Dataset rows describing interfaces
────────

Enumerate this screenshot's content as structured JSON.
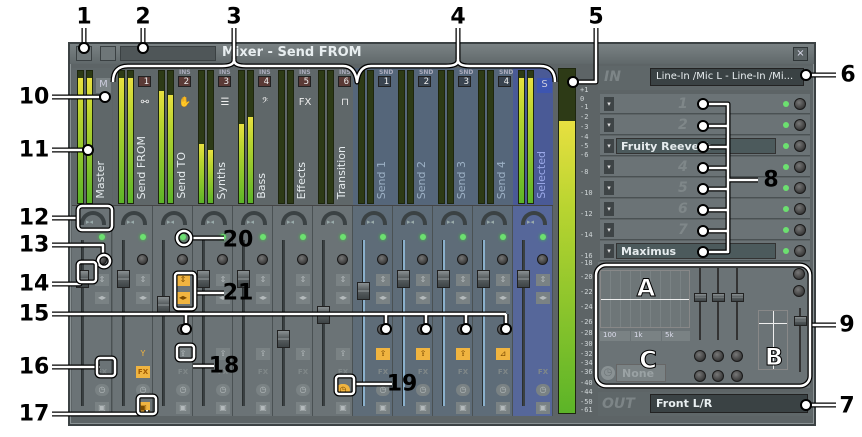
{
  "window": {
    "title": "Mixer - Send FROM",
    "close_label": "×"
  },
  "strips": [
    {
      "name": "Master",
      "type": "master",
      "badge_label": "",
      "number": "",
      "icon": "M",
      "meter": [
        0.95,
        0.95
      ],
      "volume": 0.8,
      "led": true,
      "send_knob": false,
      "route": "",
      "fx_on": false,
      "save_on": false,
      "clock_on": false
    },
    {
      "name": "Send FROM",
      "type": "ins",
      "badge_label": "",
      "number": "1",
      "icon": "⚯",
      "meter": [
        0.95,
        0.95
      ],
      "volume": 0.8,
      "led": true,
      "send_knob": false,
      "route": "Y",
      "fx_on": true,
      "save_on": true,
      "clock_on": false
    },
    {
      "name": "Send TO",
      "type": "ins",
      "badge_label": "INS",
      "number": "2",
      "icon": "✋",
      "meter": [
        0.85,
        0.82
      ],
      "volume": 0.63,
      "led": true,
      "send_knob": true,
      "route": "⇪",
      "fx_on": false,
      "save_on": false,
      "clock_on": false,
      "swap_on": true
    },
    {
      "name": "Synths",
      "type": "ins",
      "badge_label": "INS",
      "number": "3",
      "icon": "☰",
      "meter": [
        0.45,
        0.4
      ],
      "volume": 0.8,
      "led": true,
      "send_knob": false,
      "route": "⇪",
      "fx_on": false,
      "save_on": false,
      "clock_on": false
    },
    {
      "name": "Bass",
      "type": "ins",
      "badge_label": "INS",
      "number": "4",
      "icon": "𝄢",
      "meter": [
        0.6,
        0.65
      ],
      "volume": 0.8,
      "led": true,
      "send_knob": false,
      "route": "⇪",
      "fx_on": false,
      "save_on": false,
      "clock_on": false
    },
    {
      "name": "Effects",
      "type": "ins",
      "badge_label": "INS",
      "number": "5",
      "icon": "FX",
      "meter": [
        0,
        0
      ],
      "volume": 0.4,
      "led": true,
      "send_knob": false,
      "route": "⇪",
      "fx_on": false,
      "save_on": false,
      "clock_on": false
    },
    {
      "name": "Transition",
      "type": "ins",
      "badge_label": "INS",
      "number": "6",
      "icon": "⊓",
      "meter": [
        0,
        0
      ],
      "volume": 0.56,
      "led": true,
      "send_knob": false,
      "route": "⇪",
      "fx_on": false,
      "save_on": false,
      "clock_on": true
    },
    {
      "name": "Send 1",
      "type": "snd",
      "badge_label": "SND",
      "number": "1",
      "icon": "",
      "meter": [
        0,
        0
      ],
      "volume": 0.72,
      "led": true,
      "send_knob": true,
      "route": "⇪",
      "route_on": true,
      "fx_on": false,
      "save_on": false,
      "clock_on": false
    },
    {
      "name": "Send 2",
      "type": "snd",
      "badge_label": "SND",
      "number": "2",
      "icon": "",
      "meter": [
        0,
        0
      ],
      "volume": 0.8,
      "led": true,
      "send_knob": true,
      "route": "⇪",
      "route_on": true,
      "fx_on": false,
      "save_on": false,
      "clock_on": false
    },
    {
      "name": "Send 3",
      "type": "snd",
      "badge_label": "SND",
      "number": "3",
      "icon": "",
      "meter": [
        0,
        0
      ],
      "volume": 0.8,
      "led": true,
      "send_knob": true,
      "route": "⇪",
      "route_on": true,
      "fx_on": false,
      "save_on": false,
      "clock_on": false
    },
    {
      "name": "Send 4",
      "type": "snd",
      "badge_label": "SND",
      "number": "4",
      "icon": "",
      "meter": [
        0,
        0
      ],
      "volume": 0.8,
      "led": true,
      "send_knob": true,
      "route": "⊿",
      "route_on": true,
      "fx_on": false,
      "save_on": false,
      "clock_on": false
    },
    {
      "name": "Selected",
      "type": "sel",
      "badge_label": "",
      "number": "",
      "icon": "S",
      "meter": [
        0.95,
        0.95
      ],
      "volume": 0.8,
      "led": true,
      "send_knob": false,
      "route": "",
      "fx_on": false,
      "save_on": false,
      "clock_on": false
    }
  ],
  "main_meter": 0.85,
  "scale": [
    "+1",
    "0",
    "-1",
    "-2",
    "-3",
    "-4",
    "-5",
    "-6",
    "-8",
    "-10",
    "-12",
    "-14",
    "-16",
    "-18",
    "-20",
    "-22",
    "-24",
    "-26",
    "-28",
    "-30",
    "-32",
    "-34",
    "-36",
    "-40",
    "-44",
    "-50",
    "-61"
  ],
  "right_panel": {
    "in_label": "IN",
    "input": "Line-In /Mic L - Line-In /Mi...",
    "slots": [
      {
        "label": "1",
        "filled": false
      },
      {
        "label": "2",
        "filled": false
      },
      {
        "label": "Fruity Reeverb",
        "filled": true
      },
      {
        "label": "4",
        "filled": false
      },
      {
        "label": "5",
        "filled": false
      },
      {
        "label": "6",
        "filled": false
      },
      {
        "label": "7",
        "filled": false
      },
      {
        "label": "Maximus",
        "filled": true
      }
    ],
    "eq_freqs": [
      "100",
      "1k",
      "5k"
    ],
    "tempo_sync": "None",
    "out_label": "OUT",
    "output": "Front L/R"
  },
  "annotations": [
    "1",
    "2",
    "3",
    "4",
    "5",
    "6",
    "7",
    "8",
    "9",
    "10",
    "11",
    "12",
    "13",
    "14",
    "15",
    "16",
    "17",
    "18",
    "19",
    "20",
    "21",
    "A",
    "B",
    "C"
  ]
}
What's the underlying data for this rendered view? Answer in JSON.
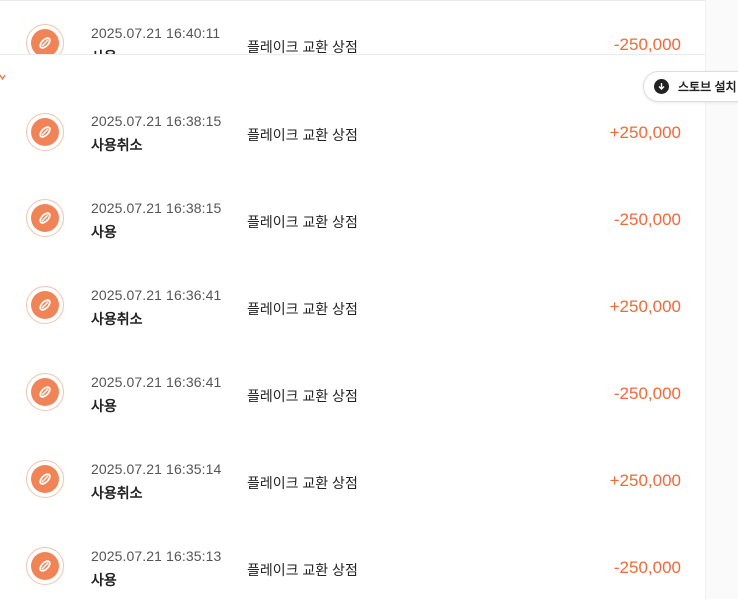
{
  "colors": {
    "accent": "#f0693a",
    "icon_fill": "#f08457",
    "divider": "#ececec"
  },
  "icons": {
    "row_icon": "coupon-leaf-icon",
    "install_icon": "download-arrow-icon"
  },
  "install_button": {
    "label": "스토브 설치"
  },
  "transactions": [
    {
      "datetime": "2025.07.21 16:40:11",
      "type": "사용",
      "place": "플레이크 교환 상점",
      "amount": "-250,000"
    },
    {
      "datetime": "2025.07.21 16:38:15",
      "type": "사용취소",
      "place": "플레이크 교환 상점",
      "amount": "+250,000"
    },
    {
      "datetime": "2025.07.21 16:38:15",
      "type": "사용",
      "place": "플레이크 교환 상점",
      "amount": "-250,000"
    },
    {
      "datetime": "2025.07.21 16:36:41",
      "type": "사용취소",
      "place": "플레이크 교환 상점",
      "amount": "+250,000"
    },
    {
      "datetime": "2025.07.21 16:36:41",
      "type": "사용",
      "place": "플레이크 교환 상점",
      "amount": "-250,000"
    },
    {
      "datetime": "2025.07.21 16:35:14",
      "type": "사용취소",
      "place": "플레이크 교환 상점",
      "amount": "+250,000"
    },
    {
      "datetime": "2025.07.21 16:35:13",
      "type": "사용",
      "place": "플레이크 교환 상점",
      "amount": "-250,000"
    }
  ]
}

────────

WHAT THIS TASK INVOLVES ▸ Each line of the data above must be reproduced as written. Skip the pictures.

ANSWER BELOW ▸
Enumerate this screenshot's content as structured JSON.
{
  "window": {
    "title": "Mixer - Send FROM",
    "close_label": "×"
  },
  "strips": [
    {
      "name": "Master",
      "type": "master",
      "badge_label": "",
      "number": "",
      "icon": "M",
      "meter": [
        0.95,
        0.95
      ],
      "volume": 0.8,
      "led": true,
      "send_knob": false,
      "route": "",
      "fx_on": false,
      "save_on": false,
      "clock_on": false
    },
    {
      "name": "Send FROM",
      "type": "ins",
      "badge_label": "",
      "number": "1",
      "icon": "⚯",
      "meter": [
        0.95,
        0.95
      ],
      "volume": 0.8,
      "led": true,
      "send_knob": false,
      "route": "Y",
      "fx_on": true,
      "save_on": true,
      "clock_on": false
    },
    {
      "name": "Send TO",
      "type": "ins",
      "badge_label": "INS",
      "number": "2",
      "icon": "✋",
      "meter": [
        0.85,
        0.82
      ],
      "volume": 0.63,
      "led": true,
      "send_knob": true,
      "route": "⇪",
      "fx_on": false,
      "save_on": false,
      "clock_on": false,
      "swap_on": true
    },
    {
      "name": "Synths",
      "type": "ins",
      "badge_label": "INS",
      "number": "3",
      "icon": "☰",
      "meter": [
        0.45,
        0.4
      ],
      "volume": 0.8,
      "led": true,
      "send_knob": false,
      "route": "⇪",
      "fx_on": false,
      "save_on": false,
      "clock_on": false
    },
    {
      "name": "Bass",
      "type": "ins",
      "badge_label": "INS",
      "number": "4",
      "icon": "𝄢",
      "meter": [
        0.6,
        0.65
      ],
      "volume": 0.8,
      "led": true,
      "send_knob": false,
      "route": "⇪",
      "fx_on": false,
      "save_on": false,
      "clock_on": false
    },
    {
      "name": "Effects",
      "type": "ins",
      "badge_label": "INS",
      "number": "5",
      "icon": "FX",
      "meter": [
        0,
        0
      ],
      "volume": 0.4,
      "led": true,
      "send_knob": false,
      "route": "⇪",
      "fx_on": false,
      "save_on": false,
      "clock_on": false
    },
    {
      "name": "Transition",
      "type": "ins",
      "badge_label": "INS",
      "number": "6",
      "icon": "⊓",
      "meter": [
        0,
        0
      ],
      "volume": 0.56,
      "led": true,
      "send_knob": false,
      "route": "⇪",
      "fx_on": false,
      "save_on": false,
      "clock_on": true
    },
    {
      "name": "Send 1",
      "type": "snd",
      "badge_label": "SND",
      "number": "1",
      "icon": "",
      "meter": [
        0,
        0
      ],
      "volume": 0.72,
      "led": true,
      "send_knob": true,
      "route": "⇪",
      "route_on": true,
      "fx_on": false,
      "save_on": false,
      "clock_on": false
    },
    {
      "name": "Send 2",
      "type": "snd",
      "badge_label": "SND",
      "number": "2",
      "icon": "",
      "meter": [
        0,
        0
      ],
      "volume": 0.8,
      "led": true,
      "send_knob": true,
      "route": "⇪",
      "route_on": true,
      "fx_on": false,
      "save_on": false,
      "clock_on": false
    },
    {
      "name": "Send 3",
      "type": "snd",
      "badge_label": "SND",
      "number": "3",
      "icon": "",
      "meter": [
        0,
        0
      ],
      "volume": 0.8,
      "led": true,
      "send_knob": true,
      "route": "⇪",
      "route_on": true,
      "fx_on": false,
      "save_on": false,
      "clock_on": false
    },
    {
      "name": "Send 4",
      "type": "snd",
      "badge_label": "SND",
      "number": "4",
      "icon": "",
      "meter": [
        0,
        0
      ],
      "volume": 0.8,
      "led": true,
      "send_knob": true,
      "route": "⊿",
      "route_on": true,
      "fx_on": false,
      "save_on": false,
      "clock_on": false
    },
    {
      "name": "Selected",
      "type": "sel",
      "badge_label": "",
      "number": "",
      "icon": "S",
      "meter": [
        0.95,
        0.95
      ],
      "volume": 0.8,
      "led": true,
      "send_knob": false,
      "route": "",
      "fx_on": false,
      "save_on": false,
      "clock_on": false
    }
  ],
  "main_meter": 0.85,
  "scale": [
    "+1",
    "0",
    "-1",
    "-2",
    "-3",
    "-4",
    "-5",
    "-6",
    "-8",
    "-10",
    "-12",
    "-14",
    "-16",
    "-18",
    "-20",
    "-22",
    "-24",
    "-26",
    "-28",
    "-30",
    "-32",
    "-34",
    "-36",
    "-40",
    "-44",
    "-50",
    "-61"
  ],
  "right_panel": {
    "in_label": "IN",
    "input": "Line-In /Mic L - Line-In /Mi...",
    "slots": [
      {
        "label": "1",
        "filled": false
      },
      {
        "label": "2",
        "filled": false
      },
      {
        "label": "Fruity Reeverb",
        "filled": true
      },
      {
        "label": "4",
        "filled": false
      },
      {
        "label": "5",
        "filled": false
      },
      {
        "label": "6",
        "filled": false
      },
      {
        "label": "7",
        "filled": false
      },
      {
        "label": "Maximus",
        "filled": true
      }
    ],
    "eq_freqs": [
      "100",
      "1k",
      "5k"
    ],
    "tempo_sync": "None",
    "out_label": "OUT",
    "output": "Front L/R"
  },
  "annotations": [
    "1",
    "2",
    "3",
    "4",
    "5",
    "6",
    "7",
    "8",
    "9",
    "10",
    "11",
    "12",
    "13",
    "14",
    "15",
    "16",
    "17",
    "18",
    "19",
    "20",
    "21",
    "A",
    "B",
    "C"
  ]
}
What's the underlying data for this rendered view? Answer in JSON.
{
  "colors": {
    "accent": "#f0693a",
    "icon_fill": "#f08457",
    "divider": "#ececec"
  },
  "icons": {
    "row_icon": "coupon-leaf-icon",
    "install_icon": "download-arrow-icon"
  },
  "install_button": {
    "label": "스토브 설치"
  },
  "transactions": [
    {
      "datetime": "2025.07.21 16:40:11",
      "type": "사용",
      "place": "플레이크 교환 상점",
      "amount": "-250,000"
    },
    {
      "datetime": "2025.07.21 16:38:15",
      "type": "사용취소",
      "place": "플레이크 교환 상점",
      "amount": "+250,000"
    },
    {
      "datetime": "2025.07.21 16:38:15",
      "type": "사용",
      "place": "플레이크 교환 상점",
      "amount": "-250,000"
    },
    {
      "datetime": "2025.07.21 16:36:41",
      "type": "사용취소",
      "place": "플레이크 교환 상점",
      "amount": "+250,000"
    },
    {
      "datetime": "2025.07.21 16:36:41",
      "type": "사용",
      "place": "플레이크 교환 상점",
      "amount": "-250,000"
    },
    {
      "datetime": "2025.07.21 16:35:14",
      "type": "사용취소",
      "place": "플레이크 교환 상점",
      "amount": "+250,000"
    },
    {
      "datetime": "2025.07.21 16:35:13",
      "type": "사용",
      "place": "플레이크 교환 상점",
      "amount": "-250,000"
    }
  ]
}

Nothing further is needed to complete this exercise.